The Havanese, also known as the “Bichon Havanais” (or ‘Habanero’), and the “Havana Silk Dog”, the Havanese breed is thought to be descended from the Old World Bichon types of small companion dogs, such as the often-painted Italian Bichon of Bologna (the Bolognese) or the Maltese. Over the centuries, interesting variations developed into separate breeds around major port cities of the Spanish Empire. The Havanese breed is the Bichon of Cuba. All published theories of their origin and development seem based on speculation, but it is certain that they were always a small breed which was exclusively owned by the higher social classes.
The Havanese is a small, sturdy, short-legged dog. Its unique gait is exceptionally lively and springy, accentuating the dog’s happy nature. The coat is double, with both under and outer coat soft. The profuse outer coat is very long, reaching 6 to 8 inches in length, and ranges from straight to curly, with wavy preferred. The curly coat is allowed to cord. The expression is gentle.
Havanese have a quiet and gentle disposition, but enjoy rowdy play sessions. They are affectionate, preferring to be at their owner’s side or in the same room, and will alert their owner to approaching strangers. They enjoy the company of other Havanese. They are intelligent, easy to train and attentive to their handler. Havanese have an alert, gentle expression produced by the combination of large dark eyes, dropped ears, long fur and an endearing habit of tilting their head when listening.
Features of Havanese Dog

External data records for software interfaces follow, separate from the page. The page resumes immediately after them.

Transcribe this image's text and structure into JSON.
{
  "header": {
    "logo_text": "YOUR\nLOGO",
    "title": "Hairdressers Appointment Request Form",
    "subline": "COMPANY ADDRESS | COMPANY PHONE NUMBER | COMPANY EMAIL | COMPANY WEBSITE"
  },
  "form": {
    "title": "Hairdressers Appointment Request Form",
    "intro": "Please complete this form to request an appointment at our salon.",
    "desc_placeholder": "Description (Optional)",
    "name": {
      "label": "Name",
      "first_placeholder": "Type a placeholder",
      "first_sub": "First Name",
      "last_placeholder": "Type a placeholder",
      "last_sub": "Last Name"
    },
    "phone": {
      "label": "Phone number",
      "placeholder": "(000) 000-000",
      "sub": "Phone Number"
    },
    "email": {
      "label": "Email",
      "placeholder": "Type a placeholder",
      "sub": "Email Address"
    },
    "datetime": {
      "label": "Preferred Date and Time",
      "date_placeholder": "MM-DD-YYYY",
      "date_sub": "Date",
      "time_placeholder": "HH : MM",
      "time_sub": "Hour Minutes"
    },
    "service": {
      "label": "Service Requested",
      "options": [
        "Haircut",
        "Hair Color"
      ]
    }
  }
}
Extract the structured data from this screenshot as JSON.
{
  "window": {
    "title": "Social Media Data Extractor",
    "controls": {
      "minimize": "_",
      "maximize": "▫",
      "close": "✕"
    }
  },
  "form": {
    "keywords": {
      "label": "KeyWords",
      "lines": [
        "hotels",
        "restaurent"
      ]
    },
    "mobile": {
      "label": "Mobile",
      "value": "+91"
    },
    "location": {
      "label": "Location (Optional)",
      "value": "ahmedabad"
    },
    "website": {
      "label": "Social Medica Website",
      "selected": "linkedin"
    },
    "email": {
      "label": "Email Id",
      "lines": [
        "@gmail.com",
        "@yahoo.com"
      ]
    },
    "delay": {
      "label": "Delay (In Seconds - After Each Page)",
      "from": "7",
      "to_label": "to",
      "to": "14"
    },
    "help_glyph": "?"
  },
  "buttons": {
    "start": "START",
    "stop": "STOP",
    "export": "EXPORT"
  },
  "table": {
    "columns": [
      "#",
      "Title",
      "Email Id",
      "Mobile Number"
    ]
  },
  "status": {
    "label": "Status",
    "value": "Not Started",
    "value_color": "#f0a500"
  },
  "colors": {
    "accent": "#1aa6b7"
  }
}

The Havanese is a companion dog that thrives on being with his family. He can suffer from separation anxiety when left alone, and does best when someone is home during the day to keep him company.
Although they generally outgrow this, it’s quite common for Havanese puppies (among other breeds) to eat their own stools. Scoop your puppy’s poop right away so he can’t indulge in this icky habit.
The long, silky coat of the Havanese is beautiful, but requires regular brushing and care. Many owners prefer to clip it short, but if you want to show your dog, you’ll have to let it grow long and invest a good amount of time in grooming, or money in paying a groomer. Another reason to keep it long: If you live in a warm climate, the long coat helps keep your dog cool.
The Havanese does well in all types of housing, from apartments to homes with large yards. But he’ll probably bark when he sees someone passing by the house or when he hears a strange noise. The good news is that he doesn’t bark just for the sake of hearing his own voice.
The Havanese loves to watch the world from up high, and will find his way onto the backs of sofas and tables to watch the day pass by.
Paper is a favorite toy for the Havanese, and this clever little breed will go out of his way to find it, even sniffing through the jackets of your guests. Toilet paper, which can give him hours of shredding pleasure, is a special treat. Toss him a roll, and your house will soon look like it’s been hit by Halloween pranksters.
The Havanese needs as much exercise as a larger dog. A long walk or an active game each day should do it.
To get a healthy dog, never buy a puppy from an irresponsible breeder, puppy mill, or pet store. Look for a reputable breeder who tests her breeding dogs to make sure they’re free of genetic diseases that they might pass onto the puppies, and that they have sound temperaments.